> [RAW DATA]
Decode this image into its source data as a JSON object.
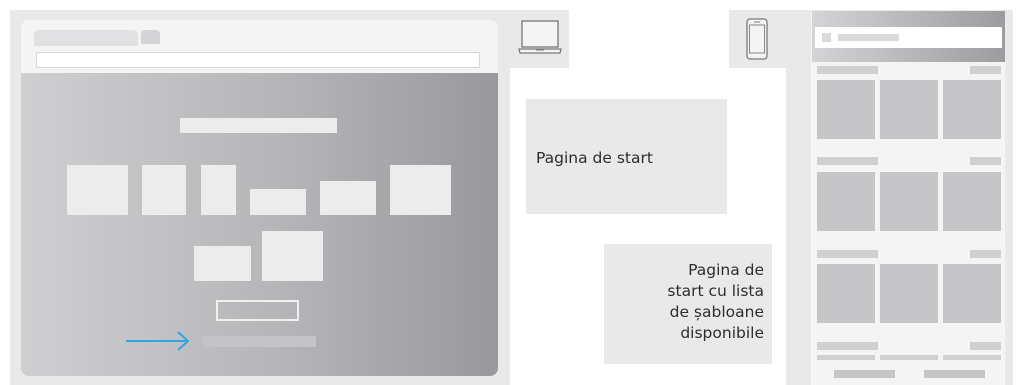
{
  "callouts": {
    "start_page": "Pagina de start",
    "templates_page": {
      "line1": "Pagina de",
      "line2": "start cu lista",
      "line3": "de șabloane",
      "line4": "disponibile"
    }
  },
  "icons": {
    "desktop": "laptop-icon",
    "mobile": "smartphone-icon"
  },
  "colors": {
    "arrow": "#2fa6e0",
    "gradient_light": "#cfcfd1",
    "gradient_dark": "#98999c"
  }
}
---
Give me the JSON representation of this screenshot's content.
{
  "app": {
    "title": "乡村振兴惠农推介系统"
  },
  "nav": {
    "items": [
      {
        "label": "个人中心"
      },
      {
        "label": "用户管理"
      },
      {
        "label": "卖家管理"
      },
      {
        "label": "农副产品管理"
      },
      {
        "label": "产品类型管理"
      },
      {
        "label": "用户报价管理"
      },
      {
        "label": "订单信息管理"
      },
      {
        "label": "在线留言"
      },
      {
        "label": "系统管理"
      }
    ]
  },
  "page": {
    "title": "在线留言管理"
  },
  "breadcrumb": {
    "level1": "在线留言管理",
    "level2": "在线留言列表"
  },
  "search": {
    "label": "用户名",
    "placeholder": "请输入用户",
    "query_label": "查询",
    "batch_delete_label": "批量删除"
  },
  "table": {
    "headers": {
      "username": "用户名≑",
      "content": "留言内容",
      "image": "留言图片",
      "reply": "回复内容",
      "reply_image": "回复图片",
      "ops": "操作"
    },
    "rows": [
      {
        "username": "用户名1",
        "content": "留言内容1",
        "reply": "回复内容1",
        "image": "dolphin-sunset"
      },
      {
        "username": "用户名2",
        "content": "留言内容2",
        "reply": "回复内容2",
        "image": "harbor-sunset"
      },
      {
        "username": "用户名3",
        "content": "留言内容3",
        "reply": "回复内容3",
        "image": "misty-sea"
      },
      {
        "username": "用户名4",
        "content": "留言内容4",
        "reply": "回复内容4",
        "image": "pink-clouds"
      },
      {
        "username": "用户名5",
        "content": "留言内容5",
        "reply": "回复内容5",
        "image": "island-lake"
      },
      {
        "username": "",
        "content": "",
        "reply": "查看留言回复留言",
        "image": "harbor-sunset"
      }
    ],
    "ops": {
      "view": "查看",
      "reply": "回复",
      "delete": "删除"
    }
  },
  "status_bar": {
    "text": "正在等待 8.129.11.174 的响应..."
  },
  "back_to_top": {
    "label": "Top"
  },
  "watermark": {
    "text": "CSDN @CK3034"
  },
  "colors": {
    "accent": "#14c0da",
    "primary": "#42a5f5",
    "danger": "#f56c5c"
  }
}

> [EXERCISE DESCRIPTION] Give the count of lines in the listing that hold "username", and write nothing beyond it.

> [ANSWER] 7